— WHAT IS EXPECTED —
Could you please write out the data shown below, exactly and in full?

▼

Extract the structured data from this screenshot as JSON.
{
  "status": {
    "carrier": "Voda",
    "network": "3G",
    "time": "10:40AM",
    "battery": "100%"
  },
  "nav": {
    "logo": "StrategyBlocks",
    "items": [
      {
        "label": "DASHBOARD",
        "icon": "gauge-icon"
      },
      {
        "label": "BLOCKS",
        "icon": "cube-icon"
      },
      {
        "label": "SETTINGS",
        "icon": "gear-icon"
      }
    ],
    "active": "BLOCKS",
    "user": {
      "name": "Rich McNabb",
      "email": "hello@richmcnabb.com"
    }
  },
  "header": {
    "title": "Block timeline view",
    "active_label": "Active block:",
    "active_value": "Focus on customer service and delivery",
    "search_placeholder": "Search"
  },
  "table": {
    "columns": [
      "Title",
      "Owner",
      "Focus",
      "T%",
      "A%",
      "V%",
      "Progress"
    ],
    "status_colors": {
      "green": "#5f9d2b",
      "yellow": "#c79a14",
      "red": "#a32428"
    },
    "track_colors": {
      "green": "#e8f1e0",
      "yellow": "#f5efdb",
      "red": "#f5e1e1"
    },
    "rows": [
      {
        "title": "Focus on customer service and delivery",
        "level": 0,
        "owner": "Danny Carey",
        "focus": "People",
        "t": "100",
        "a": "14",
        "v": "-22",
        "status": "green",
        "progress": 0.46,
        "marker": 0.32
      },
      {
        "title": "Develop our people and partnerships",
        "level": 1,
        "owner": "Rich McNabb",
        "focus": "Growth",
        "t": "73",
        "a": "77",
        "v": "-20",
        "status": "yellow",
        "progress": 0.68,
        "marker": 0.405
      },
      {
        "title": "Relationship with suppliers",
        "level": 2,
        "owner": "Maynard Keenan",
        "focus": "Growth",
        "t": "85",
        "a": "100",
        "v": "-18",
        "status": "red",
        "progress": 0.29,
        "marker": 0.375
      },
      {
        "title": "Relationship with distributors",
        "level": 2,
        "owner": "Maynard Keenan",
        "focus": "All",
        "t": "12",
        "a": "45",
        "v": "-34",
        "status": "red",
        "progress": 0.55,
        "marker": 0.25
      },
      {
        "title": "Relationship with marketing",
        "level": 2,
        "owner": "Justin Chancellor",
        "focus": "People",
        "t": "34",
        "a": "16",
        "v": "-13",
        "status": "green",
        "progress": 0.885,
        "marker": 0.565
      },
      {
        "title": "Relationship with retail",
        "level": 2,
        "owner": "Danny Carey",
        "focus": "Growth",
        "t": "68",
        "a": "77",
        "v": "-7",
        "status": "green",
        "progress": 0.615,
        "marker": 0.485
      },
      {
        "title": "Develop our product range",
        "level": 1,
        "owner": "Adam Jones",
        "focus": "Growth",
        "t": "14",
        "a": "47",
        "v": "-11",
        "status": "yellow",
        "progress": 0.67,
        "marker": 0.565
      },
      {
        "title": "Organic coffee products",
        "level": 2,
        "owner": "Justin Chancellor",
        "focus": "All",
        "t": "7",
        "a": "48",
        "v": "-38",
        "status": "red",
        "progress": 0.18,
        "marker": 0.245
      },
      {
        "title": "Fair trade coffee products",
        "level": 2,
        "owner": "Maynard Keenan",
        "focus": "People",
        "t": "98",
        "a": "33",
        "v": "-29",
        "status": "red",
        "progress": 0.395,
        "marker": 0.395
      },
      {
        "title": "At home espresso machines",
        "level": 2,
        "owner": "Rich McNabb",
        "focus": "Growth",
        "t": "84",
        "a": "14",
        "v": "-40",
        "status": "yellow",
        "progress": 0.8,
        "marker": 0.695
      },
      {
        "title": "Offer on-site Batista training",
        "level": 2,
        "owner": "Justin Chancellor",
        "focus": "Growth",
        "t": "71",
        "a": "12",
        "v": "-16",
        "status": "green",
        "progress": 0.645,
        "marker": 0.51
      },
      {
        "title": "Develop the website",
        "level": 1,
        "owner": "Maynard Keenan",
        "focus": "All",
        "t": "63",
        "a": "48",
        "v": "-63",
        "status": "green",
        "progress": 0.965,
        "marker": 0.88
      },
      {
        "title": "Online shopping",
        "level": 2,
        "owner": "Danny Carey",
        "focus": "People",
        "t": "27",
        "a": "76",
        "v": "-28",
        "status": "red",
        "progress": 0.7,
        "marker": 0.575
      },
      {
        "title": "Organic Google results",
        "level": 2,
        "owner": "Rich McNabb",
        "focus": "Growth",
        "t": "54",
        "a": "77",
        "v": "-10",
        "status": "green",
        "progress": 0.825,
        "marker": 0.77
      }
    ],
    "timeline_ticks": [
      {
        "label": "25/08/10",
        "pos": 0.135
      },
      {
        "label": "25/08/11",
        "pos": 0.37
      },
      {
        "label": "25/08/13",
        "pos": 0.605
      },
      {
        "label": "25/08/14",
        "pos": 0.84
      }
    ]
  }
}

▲

— SOLUTION BELOW —
Extract the structured data from this screenshot as JSON.
{
  "status": {
    "carrier": "Voda",
    "network": "3G",
    "time": "10:40AM",
    "battery": "100%"
  },
  "nav": {
    "logo": "StrategyBlocks",
    "items": [
      {
        "label": "DASHBOARD",
        "icon": "gauge-icon"
      },
      {
        "label": "BLOCKS",
        "icon": "cube-icon"
      },
      {
        "label": "SETTINGS",
        "icon": "gear-icon"
      }
    ],
    "active": "BLOCKS",
    "user": {
      "name": "Rich McNabb",
      "email": "hello@richmcnabb.com"
    }
  },
  "header": {
    "title": "Block timeline view",
    "active_label": "Active block:",
    "active_value": "Focus on customer service and delivery",
    "search_placeholder": "Search"
  },
  "table": {
    "columns": [
      "Title",
      "Owner",
      "Focus",
      "T%",
      "A%",
      "V%",
      "Progress"
    ],
    "status_colors": {
      "green": "#5f9d2b",
      "yellow": "#c79a14",
      "red": "#a32428"
    },
    "track_colors": {
      "green": "#e8f1e0",
      "yellow": "#f5efdb",
      "red": "#f5e1e1"
    },
    "rows": [
      {
        "title": "Focus on customer service and delivery",
        "level": 0,
        "owner": "Danny Carey",
        "focus": "People",
        "t": "100",
        "a": "14",
        "v": "-22",
        "status": "green",
        "progress": 0.46,
        "marker": 0.32
      },
      {
        "title": "Develop our people and partnerships",
        "level": 1,
        "owner": "Rich McNabb",
        "focus": "Growth",
        "t": "73",
        "a": "77",
        "v": "-20",
        "status": "yellow",
        "progress": 0.68,
        "marker": 0.405
      },
      {
        "title": "Relationship with suppliers",
        "level": 2,
        "owner": "Maynard Keenan",
        "focus": "Growth",
        "t": "85",
        "a": "100",
        "v": "-18",
        "status": "red",
        "progress": 0.29,
        "marker": 0.375
      },
      {
        "title": "Relationship with distributors",
        "level": 2,
        "owner": "Maynard Keenan",
        "focus": "All",
        "t": "12",
        "a": "45",
        "v": "-34",
        "status": "red",
        "progress": 0.55,
        "marker": 0.25
      },
      {
        "title": "Relationship with marketing",
        "level": 2,
        "owner": "Justin Chancellor",
        "focus": "People",
        "t": "34",
        "a": "16",
        "v": "-13",
        "status": "green",
        "progress": 0.885,
        "marker": 0.565
      },
      {
        "title": "Relationship with retail",
        "level": 2,
        "owner": "Danny Carey",
        "focus": "Growth",
        "t": "68",
        "a": "77",
        "v": "-7",
        "status": "green",
        "progress": 0.615,
        "marker": 0.485
      },
      {
        "title": "Develop our product range",
        "level": 1,
        "owner": "Adam Jones",
        "focus": "Growth",
        "t": "14",
        "a": "47",
        "v": "-11",
        "status": "yellow",
        "progress": 0.67,
        "marker": 0.565
      },
      {
        "title": "Organic coffee products",
        "level": 2,
        "owner": "Justin Chancellor",
        "focus": "All",
        "t": "7",
        "a": "48",
        "v": "-38",
        "status": "red",
        "progress": 0.18,
        "marker": 0.245
      },
      {
        "title": "Fair trade coffee products",
        "level": 2,
        "owner": "Maynard Keenan",
        "focus": "People",
        "t": "98",
        "a": "33",
        "v": "-29",
        "status": "red",
        "progress": 0.395,
        "marker": 0.395
      },
      {
        "title": "At home espresso machines",
        "level": 2,
        "owner": "Rich McNabb",
        "focus": "Growth",
        "t": "84",
        "a": "14",
        "v": "-40",
        "status": "yellow",
        "progress": 0.8,
        "marker": 0.695
      },
      {
        "title": "Offer on-site Batista training",
        "level": 2,
        "owner": "Justin Chancellor",
        "focus": "Growth",
        "t": "71",
        "a": "12",
        "v": "-16",
        "status": "green",
        "progress": 0.645,
        "marker": 0.51
      },
      {
        "title": "Develop the website",
        "level": 1,
        "owner": "Maynard Keenan",
        "focus": "All",
        "t": "63",
        "a": "48",
        "v": "-63",
        "status": "green",
        "progress": 0.965,
        "marker": 0.88
      },
      {
        "title": "Online shopping",
        "level": 2,
        "owner": "Danny Carey",
        "focus": "People",
        "t": "27",
        "a": "76",
        "v": "-28",
        "status": "red",
        "progress": 0.7,
        "marker": 0.575
      },
      {
        "title": "Organic Google results",
        "level": 2,
        "owner": "Rich McNabb",
        "focus": "Growth",
        "t": "54",
        "a": "77",
        "v": "-10",
        "status": "green",
        "progress": 0.825,
        "marker": 0.77
      }
    ],
    "timeline_ticks": [
      {
        "label": "25/08/10",
        "pos": 0.135
      },
      {
        "label": "25/08/11",
        "pos": 0.37
      },
      {
        "label": "25/08/13",
        "pos": 0.605
      },
      {
        "label": "25/08/14",
        "pos": 0.84
      }
    ]
  }
}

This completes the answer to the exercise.